[Collected data entries]
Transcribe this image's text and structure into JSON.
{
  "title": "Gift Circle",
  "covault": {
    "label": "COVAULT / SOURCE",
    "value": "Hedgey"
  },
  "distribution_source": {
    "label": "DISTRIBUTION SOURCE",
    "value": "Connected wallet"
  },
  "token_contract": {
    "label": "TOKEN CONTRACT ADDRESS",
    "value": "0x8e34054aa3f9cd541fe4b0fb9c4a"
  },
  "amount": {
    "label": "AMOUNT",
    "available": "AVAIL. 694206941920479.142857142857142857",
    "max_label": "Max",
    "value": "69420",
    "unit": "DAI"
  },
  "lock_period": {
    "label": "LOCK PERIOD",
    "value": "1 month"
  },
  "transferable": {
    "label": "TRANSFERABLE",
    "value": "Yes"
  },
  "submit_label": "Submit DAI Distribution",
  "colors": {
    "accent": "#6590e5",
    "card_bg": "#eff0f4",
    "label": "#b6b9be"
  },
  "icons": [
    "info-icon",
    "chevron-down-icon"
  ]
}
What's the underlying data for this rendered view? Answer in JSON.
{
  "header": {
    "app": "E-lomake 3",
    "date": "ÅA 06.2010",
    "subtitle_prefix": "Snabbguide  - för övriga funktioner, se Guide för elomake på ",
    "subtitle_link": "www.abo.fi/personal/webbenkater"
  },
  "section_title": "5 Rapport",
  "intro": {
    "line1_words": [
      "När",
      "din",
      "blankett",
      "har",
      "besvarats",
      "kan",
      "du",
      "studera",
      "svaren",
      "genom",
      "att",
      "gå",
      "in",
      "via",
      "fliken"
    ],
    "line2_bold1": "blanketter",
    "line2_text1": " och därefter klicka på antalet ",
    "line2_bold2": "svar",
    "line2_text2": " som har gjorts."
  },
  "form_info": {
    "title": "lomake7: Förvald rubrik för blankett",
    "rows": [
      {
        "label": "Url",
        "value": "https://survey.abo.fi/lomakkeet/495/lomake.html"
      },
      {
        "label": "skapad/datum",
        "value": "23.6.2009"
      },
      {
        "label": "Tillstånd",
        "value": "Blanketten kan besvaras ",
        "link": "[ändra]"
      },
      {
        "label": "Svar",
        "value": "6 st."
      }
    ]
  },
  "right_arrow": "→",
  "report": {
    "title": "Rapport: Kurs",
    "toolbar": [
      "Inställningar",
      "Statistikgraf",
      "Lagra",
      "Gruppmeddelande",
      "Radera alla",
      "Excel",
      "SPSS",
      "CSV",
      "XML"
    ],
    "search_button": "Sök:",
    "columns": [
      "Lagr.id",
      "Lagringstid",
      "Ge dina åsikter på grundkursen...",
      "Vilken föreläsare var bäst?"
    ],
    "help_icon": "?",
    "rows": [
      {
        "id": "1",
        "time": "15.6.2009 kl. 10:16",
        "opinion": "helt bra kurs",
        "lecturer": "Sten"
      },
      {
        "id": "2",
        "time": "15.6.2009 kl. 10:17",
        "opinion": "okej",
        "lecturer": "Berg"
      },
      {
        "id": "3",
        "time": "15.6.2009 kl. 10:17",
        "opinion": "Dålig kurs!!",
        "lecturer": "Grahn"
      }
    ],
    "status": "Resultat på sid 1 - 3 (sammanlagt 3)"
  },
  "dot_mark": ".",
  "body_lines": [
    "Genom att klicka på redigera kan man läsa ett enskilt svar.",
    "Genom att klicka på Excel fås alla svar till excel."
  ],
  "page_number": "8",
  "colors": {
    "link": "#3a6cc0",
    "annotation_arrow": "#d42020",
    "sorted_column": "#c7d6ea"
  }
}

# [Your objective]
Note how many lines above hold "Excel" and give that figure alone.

# [Result for this exercise]
2